In a recent drug case coming out of a Virginia court, the defendant’s motion to suppress was denied. The defendant was caught conducting a drug deal after a confidential informant provided his name and information to a police officer. On appeal, the defendant argued that the informant identified his identity through an unnecessarily suggestive identification method. Disagreeing with this argument, the court denied the appeal.
Facts of the Case
According to the opinion, the defendant was arrested for distribution of a Schedule I or II controlled substance after police officers communicated with a confidential informant who set up a drug buy from the defendant. The police officer that testified at trial said that this particular informant agreed to participate after he had been arrested in a similar controlled buy.
Detailing the process through which he caught the defendant, the police officer testified that he first asked the informant to provide the name of a drug dealer in the area. Once the informant provided this name, the officer conducted an investigation to confirm the identity of the person dealing. Next, he showed the informant a photo of the suspect’s face so that the informant could confirm the identity – at this time, the informant saw a photo of the defendant in this case and confirmed that he knew the defendant to be dealing drugs.

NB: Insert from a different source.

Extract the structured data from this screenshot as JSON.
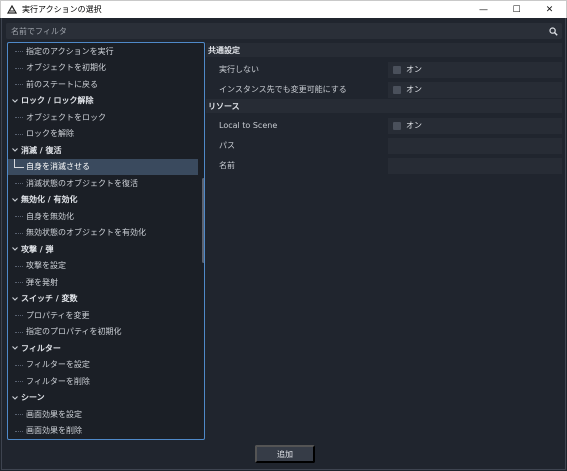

From that point forward, it was relatively easy for the officer to find the defendant, arranged a controlled buy, and catch the defendant in a deal.
The defendant was found guilty of distribution of a Schedule I or II controlled substance. He made several arguments on appeal, one of which was that the trial court should have suppressed the informant’s identification of his identity through a photograph before the controlled buy. According to the defendant, showing the informant a single photo was unnecessarily suggestive, making it too easy for the informant to say that the defendant was indeed a drug dealer. Instead, the informant should have been shown multiple photos and been forced to pick the defendant’s face out of the photo lineup.
The court disagreed with the defendant’s argument. It was acceptable for the informant to only be shown one photo, said the court, because the identification occurred before any crime had been committed, i.e. before the controlled buy itself. Thus, the informant was not making the identification under circumstances of emergency or emotional distress. He could think rationally and clearly since all of the identification procedures happened before any crime occurred. Given these facts, said the court, the photo identification method was appropriate, and the defendant’s appeal was denied.
Are You Facing Drug Charges in Virginia?
If you have been criminally charged because of drug distribution in Virginia, you are not alone. At Robinson Law, PLLC, we are proud to stand by the side of Virginian defendants whose voices deserve to be heard. We will work hard as we listen to your needs and craft a defense strategy that works for you. For your free and confidential consultation, call us at 703-542-3616.